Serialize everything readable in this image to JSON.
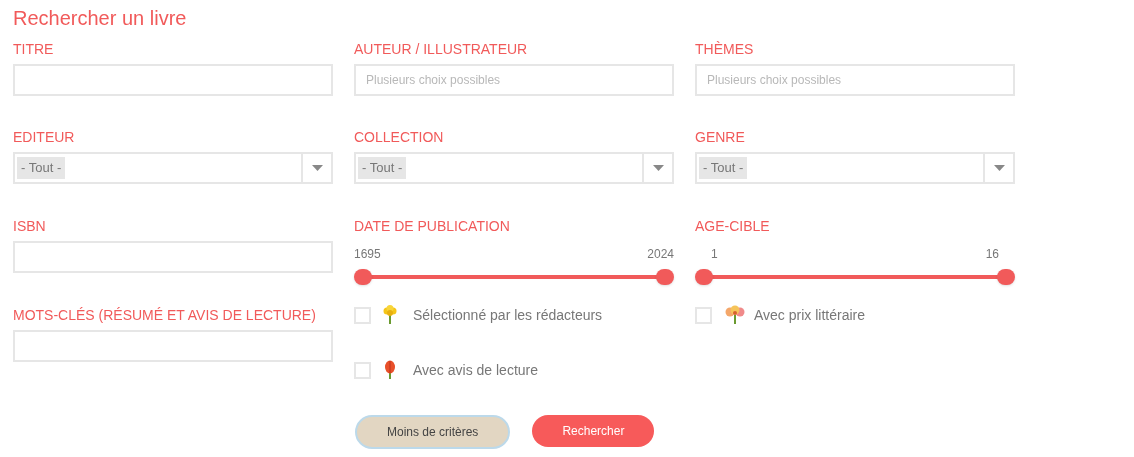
{
  "title": "Rechercher un livre",
  "columns": [
    {
      "fields": [
        {
          "kind": "text",
          "label": "TITRE"
        },
        {
          "kind": "select",
          "label": "EDITEUR",
          "value": "- Tout -"
        },
        {
          "kind": "text",
          "label": "ISBN"
        },
        {
          "kind": "text",
          "label": "MOTS-CLÉS (RÉSUMÉ ET AVIS DE LECTURE)"
        }
      ]
    },
    {
      "fields": [
        {
          "kind": "tags",
          "label": "AUTEUR / ILLUSTRATEUR",
          "placeholder": "Plusieurs choix possibles"
        },
        {
          "kind": "select",
          "label": "COLLECTION",
          "value": "- Tout -"
        },
        {
          "kind": "range",
          "label": "DATE DE PUBLICATION",
          "min": "1695",
          "max": "2024"
        },
        {
          "kind": "checkbox",
          "label": "Sélectionné par les rédacteurs",
          "checked": false
        },
        {
          "kind": "checkbox",
          "label": "Avec avis de lecture",
          "checked": false
        }
      ]
    },
    {
      "fields": [
        {
          "kind": "tags",
          "label": "THÈMES",
          "placeholder": "Plusieurs choix possibles"
        },
        {
          "kind": "select",
          "label": "GENRE",
          "value": "- Tout -"
        },
        {
          "kind": "range",
          "label": "AGE-CIBLE",
          "min": "1",
          "max": "16"
        },
        {
          "kind": "checkbox",
          "label": "Avec prix littéraire",
          "checked": false
        }
      ]
    }
  ],
  "buttons": [
    {
      "label": "Moins de critères",
      "kind": "secondary"
    },
    {
      "label": "Rechercher",
      "kind": "primary"
    }
  ]
}
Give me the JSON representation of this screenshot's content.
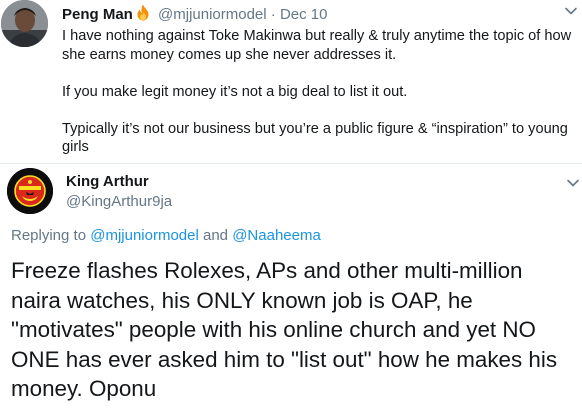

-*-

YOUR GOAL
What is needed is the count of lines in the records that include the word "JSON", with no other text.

OUTPUT OF THE EXERCISE
2